In this ESP32 tutorial we will check how to send data with a socket client on the Arduino core.

Since we will need to reach a socket server, we will implement our own using Python. You can check in detail how to set a socket server in Python on this previous post.

The tests were performed using a DFRobot’s ESP32 module integrated in a ESP32 development board.

The Python code
To get started, we will import Python’s socket module, which will make available the functions we need to set the socket server.

import socket

After that, we create an object of class socket, which we will use to configure the server and to listen to incoming connections. 

s = socket.socket()

Now that we have our socket object, we need to bind it to an IP and port. These will be the two parameters that our socket client needs to know in order to reach the server.

To perform this binding, we need to call the bind method on our socket object, passing as first input the IP, as a string, and as second input the port, as a number.

Since we are going to expose the server to be reached in the local network, we will use the ‘’ IP, which will bind the socket to all the IP addresses on the machine. Later, we will need to find out what is the actual local IP of the machine, so we can reach it from the client.

We will use port 8090 in this code, but you can try with other port. Just make sure the port you are going to use is available and not already in use by other application.

s.bind(('', 8090 ))

After the binding, we need to make our server start listening to connections. We do it by calling the listen method on the socket object.

Note that this method receives as input the number of unaccepted connections that are allowed before refusing new connections [1]. Since our simple use case doesn’t involve multiple clients, we can pass the value 0.

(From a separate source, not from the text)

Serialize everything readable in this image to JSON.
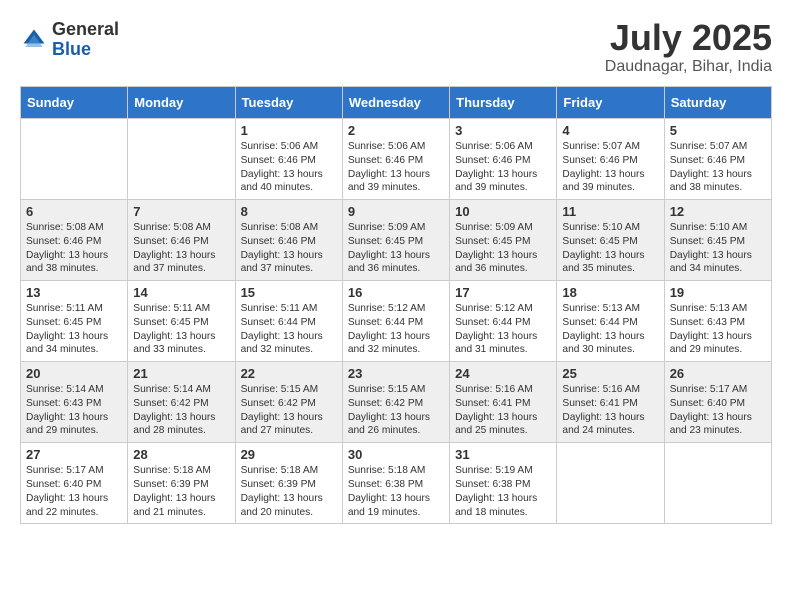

To start receiving the actual connections, we need to call the accept method on our socket object. This is a blocking method, which means the execution of the program will stop until a new client connects to the server.

Once a client connects to the server, this method returns a pair with a new socket object and the address of the client. We can then use this new socket object to establish the communication with the connected client.

Note that since sockets are bi-directional mechanisms, we can both send and receive data from it.

Assuming that we want our server to run indefinitely, we do this accept method call inside an infinite loop.

while True:

    client, addr = s.accept()
    # client handling code

Now we will start receiving data from the client. We will also assume that the client will be the one closing the connection after sending all the data, so we also read the data inside a nested loop, which will only break when the client disconnects.

To receive data sent by the client, we simply need to call the recv method on the socket object returned by the previously called accept method.

Note that in Python 3.x (the one I’m using for this tutorial) the recv method returns the data as a bytes object. On other hand, on Python 2.x, the data is returned as a string, so if you are using an older Python version you should adapt your code accordingly.

As input, the recv receives the maximum number of bytes to receive at once. If more than the specified number of bytes are sent by the client, they can be retrieved with other calls to the recv method.

One important thing to keep in mind is that the recv method is also blocking. So, after calling this method, the execution will block until either the client sends some data or disconnects.

In case of disconnection, the recv method will return an empty bytes object, which we can leverage as stopping condition for the data reading loop.

while True:

 client, addr = s.accept()
Read more »